┌────────

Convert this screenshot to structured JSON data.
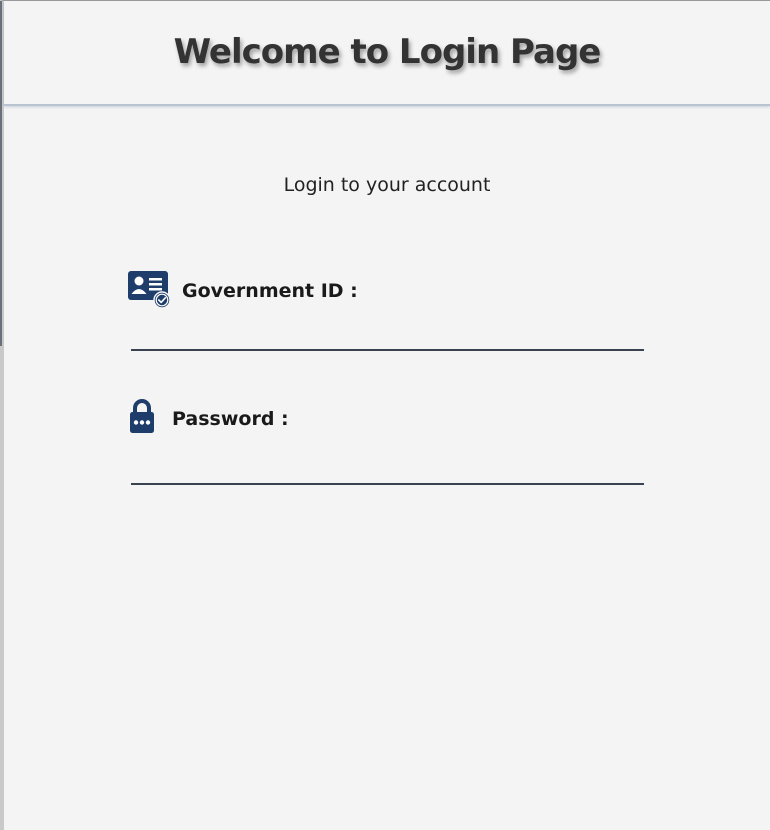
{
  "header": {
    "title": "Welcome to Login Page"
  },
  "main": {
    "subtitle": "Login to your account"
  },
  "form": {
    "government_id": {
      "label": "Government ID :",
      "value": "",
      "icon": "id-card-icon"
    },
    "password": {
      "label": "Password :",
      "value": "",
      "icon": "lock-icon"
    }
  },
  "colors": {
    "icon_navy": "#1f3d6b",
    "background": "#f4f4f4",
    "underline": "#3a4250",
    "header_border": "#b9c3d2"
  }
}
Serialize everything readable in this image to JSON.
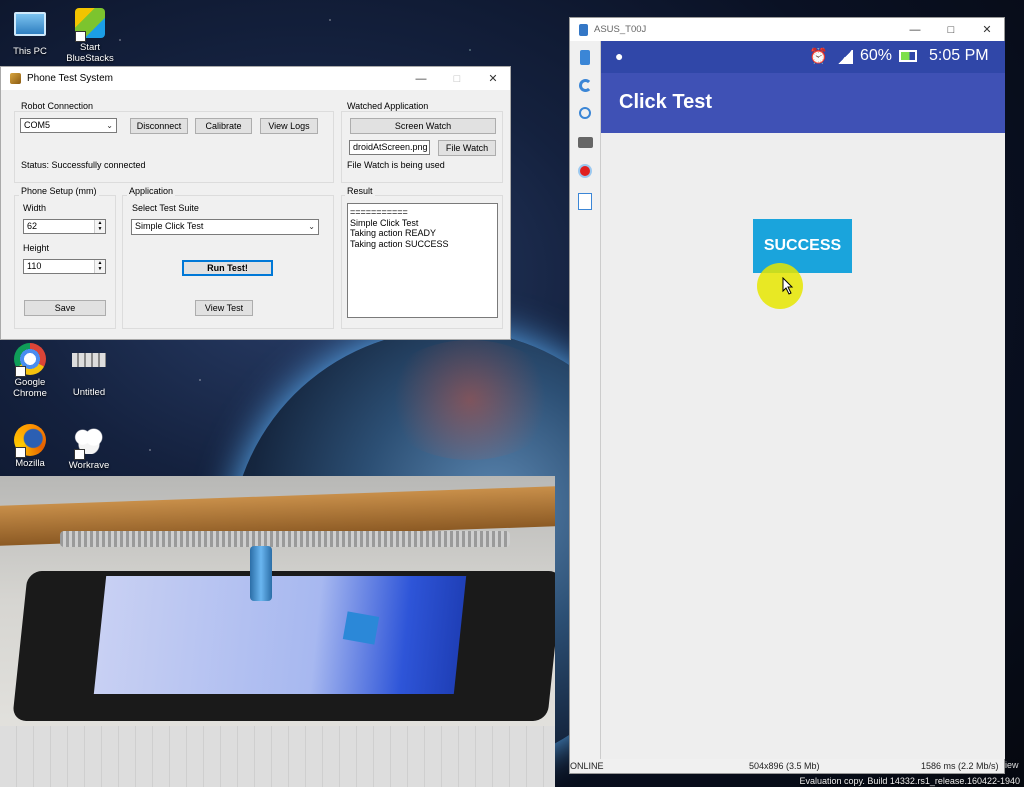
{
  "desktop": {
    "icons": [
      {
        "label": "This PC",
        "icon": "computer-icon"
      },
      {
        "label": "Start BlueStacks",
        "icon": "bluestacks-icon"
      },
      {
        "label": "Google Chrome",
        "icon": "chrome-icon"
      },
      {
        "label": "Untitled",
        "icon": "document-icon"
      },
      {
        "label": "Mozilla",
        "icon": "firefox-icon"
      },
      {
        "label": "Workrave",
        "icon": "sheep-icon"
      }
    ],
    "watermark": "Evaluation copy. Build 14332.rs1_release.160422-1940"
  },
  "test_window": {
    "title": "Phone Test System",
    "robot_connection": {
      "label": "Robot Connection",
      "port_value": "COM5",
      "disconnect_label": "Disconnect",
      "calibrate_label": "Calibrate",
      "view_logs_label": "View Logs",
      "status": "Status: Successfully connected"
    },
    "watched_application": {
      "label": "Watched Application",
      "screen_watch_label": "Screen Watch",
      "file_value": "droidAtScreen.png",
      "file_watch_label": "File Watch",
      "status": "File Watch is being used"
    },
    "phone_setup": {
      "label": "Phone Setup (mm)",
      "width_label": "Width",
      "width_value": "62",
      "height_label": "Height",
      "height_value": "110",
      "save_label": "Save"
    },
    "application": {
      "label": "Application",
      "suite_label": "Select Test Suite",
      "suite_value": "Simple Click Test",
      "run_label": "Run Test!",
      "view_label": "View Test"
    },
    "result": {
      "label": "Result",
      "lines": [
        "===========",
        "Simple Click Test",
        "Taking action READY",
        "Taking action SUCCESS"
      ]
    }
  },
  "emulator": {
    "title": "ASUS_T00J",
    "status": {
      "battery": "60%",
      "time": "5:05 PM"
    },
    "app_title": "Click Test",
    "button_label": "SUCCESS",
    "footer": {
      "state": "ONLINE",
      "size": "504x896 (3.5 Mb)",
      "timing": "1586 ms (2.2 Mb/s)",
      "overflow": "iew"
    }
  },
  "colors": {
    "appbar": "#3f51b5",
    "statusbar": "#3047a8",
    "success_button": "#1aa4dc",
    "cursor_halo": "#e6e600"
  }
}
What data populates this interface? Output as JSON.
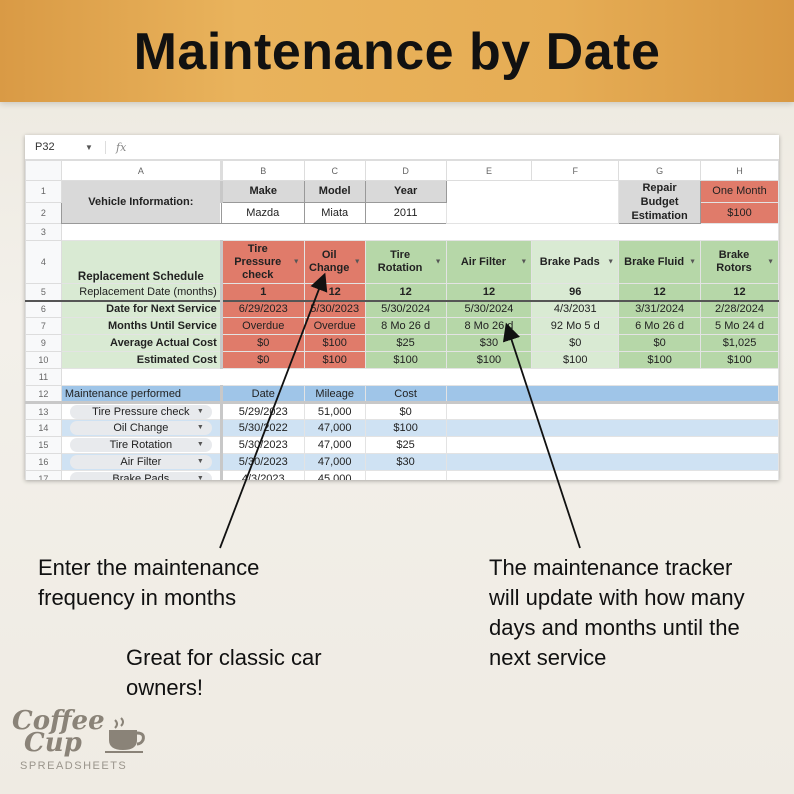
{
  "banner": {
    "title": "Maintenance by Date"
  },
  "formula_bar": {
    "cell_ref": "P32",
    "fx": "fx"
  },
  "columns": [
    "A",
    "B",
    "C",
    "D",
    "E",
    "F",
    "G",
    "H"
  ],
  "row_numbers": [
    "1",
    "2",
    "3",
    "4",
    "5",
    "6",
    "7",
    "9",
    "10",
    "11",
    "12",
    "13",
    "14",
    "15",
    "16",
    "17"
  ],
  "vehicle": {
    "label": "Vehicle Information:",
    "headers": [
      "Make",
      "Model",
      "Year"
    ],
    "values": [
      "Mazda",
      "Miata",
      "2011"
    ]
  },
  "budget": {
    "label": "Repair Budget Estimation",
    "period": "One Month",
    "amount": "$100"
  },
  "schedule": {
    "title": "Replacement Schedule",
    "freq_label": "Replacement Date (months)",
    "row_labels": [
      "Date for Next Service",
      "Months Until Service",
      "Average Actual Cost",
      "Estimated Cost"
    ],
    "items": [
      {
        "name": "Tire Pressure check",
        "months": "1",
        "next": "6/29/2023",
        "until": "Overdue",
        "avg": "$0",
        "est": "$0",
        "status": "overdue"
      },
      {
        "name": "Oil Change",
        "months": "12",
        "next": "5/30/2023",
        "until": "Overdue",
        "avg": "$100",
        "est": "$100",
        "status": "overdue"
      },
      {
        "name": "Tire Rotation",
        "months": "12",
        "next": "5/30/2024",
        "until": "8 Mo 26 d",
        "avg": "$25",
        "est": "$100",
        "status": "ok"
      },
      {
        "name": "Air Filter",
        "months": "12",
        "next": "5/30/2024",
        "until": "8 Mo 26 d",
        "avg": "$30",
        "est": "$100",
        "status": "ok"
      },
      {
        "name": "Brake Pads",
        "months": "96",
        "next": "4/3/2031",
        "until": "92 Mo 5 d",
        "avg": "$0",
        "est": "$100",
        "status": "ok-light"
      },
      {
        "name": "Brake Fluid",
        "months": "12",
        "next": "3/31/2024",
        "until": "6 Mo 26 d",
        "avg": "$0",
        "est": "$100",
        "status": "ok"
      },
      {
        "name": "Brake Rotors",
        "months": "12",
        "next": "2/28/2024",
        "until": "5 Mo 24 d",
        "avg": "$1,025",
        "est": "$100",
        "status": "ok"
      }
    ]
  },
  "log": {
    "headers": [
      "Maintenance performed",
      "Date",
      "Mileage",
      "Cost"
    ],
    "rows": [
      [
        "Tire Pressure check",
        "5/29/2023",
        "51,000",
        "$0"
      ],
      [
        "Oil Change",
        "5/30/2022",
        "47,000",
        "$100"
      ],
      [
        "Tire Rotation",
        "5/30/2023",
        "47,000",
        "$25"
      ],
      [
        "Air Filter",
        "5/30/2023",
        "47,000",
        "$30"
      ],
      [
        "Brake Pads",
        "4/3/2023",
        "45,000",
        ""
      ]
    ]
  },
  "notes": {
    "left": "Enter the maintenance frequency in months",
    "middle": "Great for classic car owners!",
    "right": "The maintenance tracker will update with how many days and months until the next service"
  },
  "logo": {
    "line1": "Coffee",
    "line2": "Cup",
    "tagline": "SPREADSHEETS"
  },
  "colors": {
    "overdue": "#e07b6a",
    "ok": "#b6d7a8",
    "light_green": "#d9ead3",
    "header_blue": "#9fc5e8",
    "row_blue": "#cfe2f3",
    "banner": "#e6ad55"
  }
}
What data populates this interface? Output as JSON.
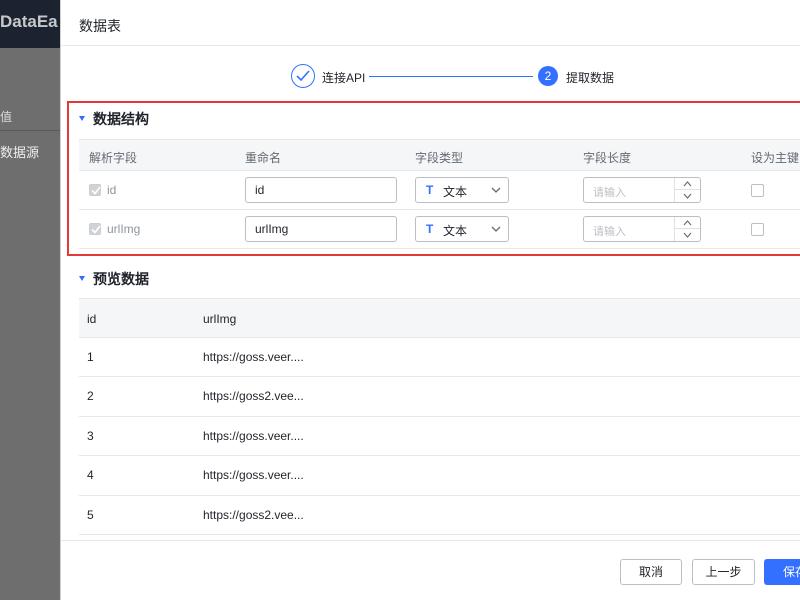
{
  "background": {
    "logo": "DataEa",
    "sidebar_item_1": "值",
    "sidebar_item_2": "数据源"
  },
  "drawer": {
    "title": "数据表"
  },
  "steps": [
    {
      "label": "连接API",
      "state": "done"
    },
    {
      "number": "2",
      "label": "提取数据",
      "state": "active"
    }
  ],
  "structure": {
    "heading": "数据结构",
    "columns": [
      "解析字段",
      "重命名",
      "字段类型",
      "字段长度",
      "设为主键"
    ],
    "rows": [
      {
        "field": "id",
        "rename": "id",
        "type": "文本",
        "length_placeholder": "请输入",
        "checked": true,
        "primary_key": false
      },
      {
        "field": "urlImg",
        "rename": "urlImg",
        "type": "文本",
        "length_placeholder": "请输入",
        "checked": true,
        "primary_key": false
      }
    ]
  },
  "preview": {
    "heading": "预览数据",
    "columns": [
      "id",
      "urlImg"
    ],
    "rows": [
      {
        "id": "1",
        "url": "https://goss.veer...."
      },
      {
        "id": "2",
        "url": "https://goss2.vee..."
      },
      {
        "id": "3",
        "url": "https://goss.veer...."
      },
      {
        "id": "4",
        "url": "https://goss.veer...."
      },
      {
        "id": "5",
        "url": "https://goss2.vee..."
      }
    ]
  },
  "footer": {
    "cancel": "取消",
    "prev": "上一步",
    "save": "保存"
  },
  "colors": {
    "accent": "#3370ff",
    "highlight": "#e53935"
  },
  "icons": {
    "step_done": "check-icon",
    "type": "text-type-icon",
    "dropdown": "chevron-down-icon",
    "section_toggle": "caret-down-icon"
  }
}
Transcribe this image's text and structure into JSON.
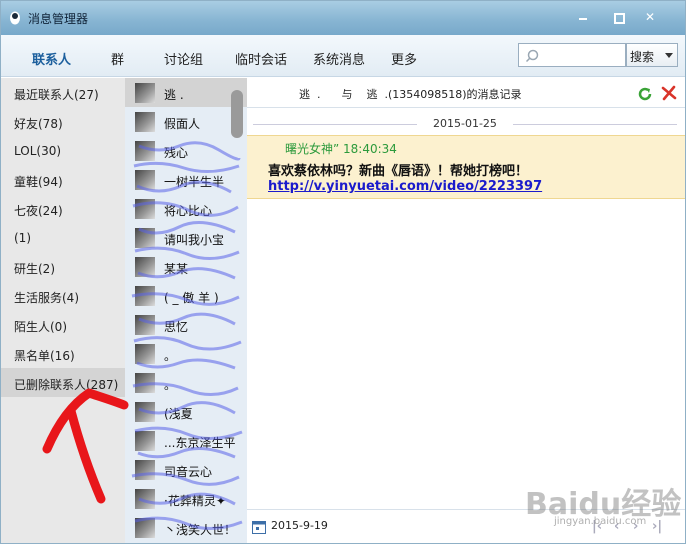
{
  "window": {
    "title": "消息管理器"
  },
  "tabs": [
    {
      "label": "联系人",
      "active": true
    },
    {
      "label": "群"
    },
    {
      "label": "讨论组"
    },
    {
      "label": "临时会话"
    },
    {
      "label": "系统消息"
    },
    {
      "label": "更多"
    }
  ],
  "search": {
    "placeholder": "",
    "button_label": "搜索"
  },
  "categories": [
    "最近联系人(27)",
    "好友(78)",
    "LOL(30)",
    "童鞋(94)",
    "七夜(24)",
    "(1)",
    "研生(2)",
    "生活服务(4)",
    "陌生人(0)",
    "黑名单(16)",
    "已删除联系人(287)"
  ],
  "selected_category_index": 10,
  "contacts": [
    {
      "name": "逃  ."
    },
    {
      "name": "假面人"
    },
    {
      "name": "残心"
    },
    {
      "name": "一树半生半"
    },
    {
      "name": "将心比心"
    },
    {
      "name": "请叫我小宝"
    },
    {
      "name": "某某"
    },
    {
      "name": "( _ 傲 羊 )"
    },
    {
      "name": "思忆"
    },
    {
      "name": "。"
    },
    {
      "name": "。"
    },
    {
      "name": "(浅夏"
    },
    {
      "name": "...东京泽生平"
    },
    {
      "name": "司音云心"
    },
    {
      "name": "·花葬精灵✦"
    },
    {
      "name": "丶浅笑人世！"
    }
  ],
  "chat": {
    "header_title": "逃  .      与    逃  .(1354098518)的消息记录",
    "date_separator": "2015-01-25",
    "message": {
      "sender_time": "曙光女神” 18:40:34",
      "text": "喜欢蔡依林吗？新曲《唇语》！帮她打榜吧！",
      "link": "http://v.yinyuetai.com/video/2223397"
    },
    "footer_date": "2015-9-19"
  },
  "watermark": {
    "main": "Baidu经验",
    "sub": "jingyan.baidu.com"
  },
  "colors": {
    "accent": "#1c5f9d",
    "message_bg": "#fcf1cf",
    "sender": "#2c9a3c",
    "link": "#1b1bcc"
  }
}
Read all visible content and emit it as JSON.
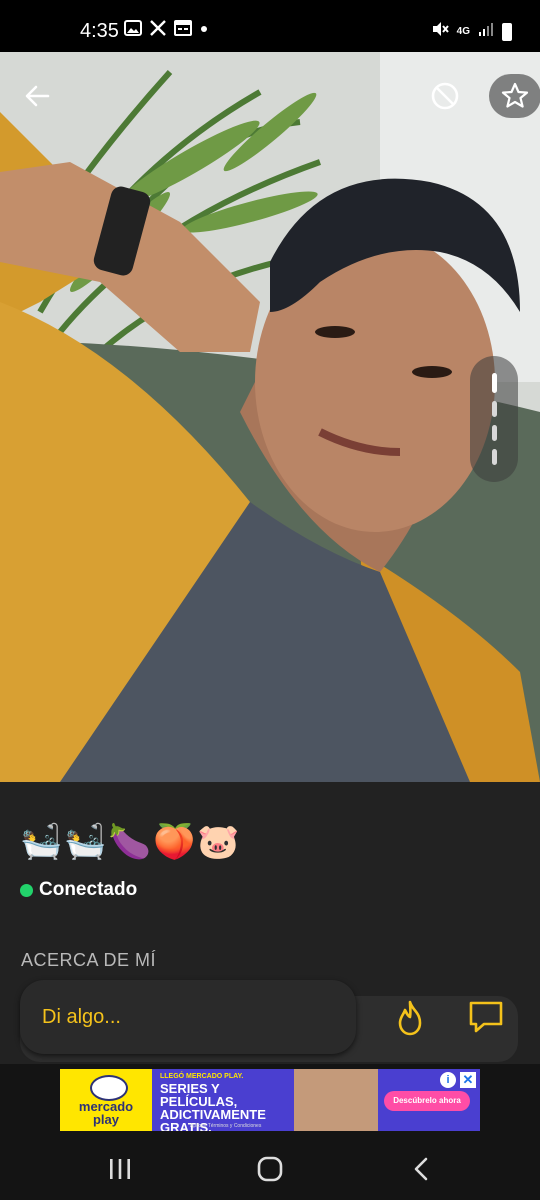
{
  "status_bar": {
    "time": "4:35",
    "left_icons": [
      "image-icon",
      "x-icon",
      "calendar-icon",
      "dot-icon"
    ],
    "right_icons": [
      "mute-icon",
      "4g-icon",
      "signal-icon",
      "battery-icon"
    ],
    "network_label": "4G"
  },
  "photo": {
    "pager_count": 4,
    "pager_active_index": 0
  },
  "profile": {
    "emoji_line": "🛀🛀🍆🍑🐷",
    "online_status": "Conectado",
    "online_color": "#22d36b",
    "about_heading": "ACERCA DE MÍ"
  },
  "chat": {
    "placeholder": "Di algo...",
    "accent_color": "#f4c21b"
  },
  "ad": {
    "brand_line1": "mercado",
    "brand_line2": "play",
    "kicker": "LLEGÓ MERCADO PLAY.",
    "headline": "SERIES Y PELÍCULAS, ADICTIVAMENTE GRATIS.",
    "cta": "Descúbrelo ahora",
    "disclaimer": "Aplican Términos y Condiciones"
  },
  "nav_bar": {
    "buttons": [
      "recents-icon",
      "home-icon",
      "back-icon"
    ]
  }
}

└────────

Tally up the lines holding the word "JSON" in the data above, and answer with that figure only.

## Solved exercise
6